Rory Steyn, Nelson Mandela’s bodyguard, remembers the day Madiba Magic was born, writes Kevin McCallum.
It was May 10, 1994, the day of Madiba’s inauguration as the president of South Africa. A match had been organised at Ellis Park between Bafana Bafana and Zambia as part of the celebrations, and Madiba had been flown by helicopter from the Union Buildings.
“We were late,” said Steyn.
“We landed at the Wits Technikon and drove through the gates and up the ramps, into the Jannie le Roux Hall, behind Louis Luyt’s presidential suite at Ellis Park.
“A very, very wise person on the inauguration committee had decided to host the match, which meant that there were 55 000 people in the stadium and not clogging up the N1 or sitting on the lawns of the Union Buildings.
“We got out of the car, he got into the lift, went down to the ground and out to meet the teams at halftime. It must have been one hell of a halftime talk because Bafana were 0-0 at halftime and not looking like they were too special.
“By the time he had got up the lift they, less than a minute of the restart, were 1-0 up. Then 2-0 and it finished 2-1. I always say that was the birth of Madiba Magic. In the same stadium a year later, he wore the number six jersey of Springbok rugby captain Francois Pienaar and the phrase Madiba Magic became popular.”
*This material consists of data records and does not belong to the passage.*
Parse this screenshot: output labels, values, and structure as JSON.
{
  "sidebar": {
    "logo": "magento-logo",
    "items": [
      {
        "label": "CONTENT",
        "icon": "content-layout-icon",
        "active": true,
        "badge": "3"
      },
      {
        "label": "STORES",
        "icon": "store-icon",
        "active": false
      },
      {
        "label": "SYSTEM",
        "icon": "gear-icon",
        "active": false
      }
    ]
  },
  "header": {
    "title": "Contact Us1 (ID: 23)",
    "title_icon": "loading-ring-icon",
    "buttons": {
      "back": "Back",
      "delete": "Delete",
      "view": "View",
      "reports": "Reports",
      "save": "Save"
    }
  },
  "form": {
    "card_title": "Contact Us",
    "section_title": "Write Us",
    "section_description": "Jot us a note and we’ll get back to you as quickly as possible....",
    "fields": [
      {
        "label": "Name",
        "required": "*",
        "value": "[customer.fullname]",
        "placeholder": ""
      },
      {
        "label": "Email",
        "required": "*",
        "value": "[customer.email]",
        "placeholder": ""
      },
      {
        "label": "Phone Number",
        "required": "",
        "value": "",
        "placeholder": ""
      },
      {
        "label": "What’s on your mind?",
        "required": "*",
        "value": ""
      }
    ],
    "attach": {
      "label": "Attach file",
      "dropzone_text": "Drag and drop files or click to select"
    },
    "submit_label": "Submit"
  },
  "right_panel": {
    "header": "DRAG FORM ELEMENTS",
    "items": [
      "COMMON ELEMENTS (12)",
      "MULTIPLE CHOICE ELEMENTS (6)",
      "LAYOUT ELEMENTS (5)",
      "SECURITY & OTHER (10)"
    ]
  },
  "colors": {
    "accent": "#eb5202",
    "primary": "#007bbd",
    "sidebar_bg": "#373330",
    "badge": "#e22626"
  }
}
A year later Steyn got to see the power of Madiba Magic used upon a team he was protecting. Steyn was the senior ranking officer of the VIP protection unit and got to choose which of the 16 teams at the Rugby World Cup he would assign himself to. He opted for New Zealand, possibly because of the mystique of this great team.
“I could have got the Springboks, something I have regretted for the rest of my life,” said Steyn. “I still think about it.
“On the day of the final, I was sitting on the All Blacks bench, right next to Laurie Mains (All Blacks coach), when Madiba walked out with the number six jersey on.
“You could see they were taken aback. The cheer was enormous (sic). I’ve never heard anything like it. He went and shook the hand of both sides, and when he got to Jonah Lomu, he said to him: ‘Ah, you. You are the one. Hello, Jonah, how are you?’
“Now, remember, Jonah was a young kid then, still a youngster, even though he was a huge youngster. Jonah told me afterwards that this had totally thrown him. Madiba had destroyed him before the match had started. Having this icon, a global hero, wearing the Springbok jersey, gave the Springboks the edge. There is no doubt.”
Steyn had been part of the unit responsible for looking after VIPs when they were in Johannesburg in 1994, when the team was fractious, a mix of old South African policemen and struggle veterans.
He was asked to become the full-time head of Mandela’s personal protection unit in 1996, a role he held until 1999. But in 1994, he received a lesson from Madiba that he said opened his eyes to the new South Africa.
“I’m not sure I have a favourite memory of Madiba, but the one that has come to mind today resonates strongly with me and encapsulates Madiba perfectly. On his inauguration, on May 10, 1994, like I said, we’d flown to Ellis Park for the game, but Madiba had to go back to the Union Buildings. He had 184 heads of state waiting for him to host them for lunch,” said Steyn.
“We were very much a segregated security detail – you couldn’t call us unified. Zero unity. Very much them and us. We even sat in different cars sometimes. When we were about to leave Ellis Park, Madiba opened the door of the armoured car he was in. We all looked at each other. What the hell was he doing? This wasn’t part of the plan.
“He gets out and doesn’t say a word. He walked across to an old ‘polisie kolonel’, who was standing there in his full blue uniform. You could see this oke’s eyes getting bigger as Madiba got closer to him.
“Madiba stops in front of him, puts out his hand and shakes his hand. He told him: ‘Colonel. I just wanted to tell you that there is no more you and us. You are our police. I am your president.’ This guy just started crying, tears streaming down his face. Madiba just patted him on the shoulder and told him it would be all right.
“There was no press there, no PR opportunity, just a handful of security guys watching. When my jaw got back off the ground I started to think. That’s the day I began to question 32 years of education (in the old South Africa) about what was correct. I didn’t believe (Madiba) when he came out of jail that we were one country. Then I saw that exchange, and it had such a monstrous effect on me, and changed me forever.”
Steyn, who is now a partner in security company Nicholls Steyn and Associates, had just got into bed after attending the cricket match between South Africa and India at the Wanderers on Thursday night.
“I got a call from a very good friend of mine, asking what had I heard about Madiba. He said he had heard Madiba has passed away. I went to my best source and they told me to be on standby. Then my phone lit up. I cried.”
Steyn has a watch given to him by Madiba, and signed copies of his autobiographies, but no memorabilia as such. I was profoundly privileged to have served with him,” said Steyn, who celebrated his 50th birthday at a party last night.
“My memorabilia of Madiba is stored in my hard drive between my ears. He taught me so much, showed me what it really was to be a South African.”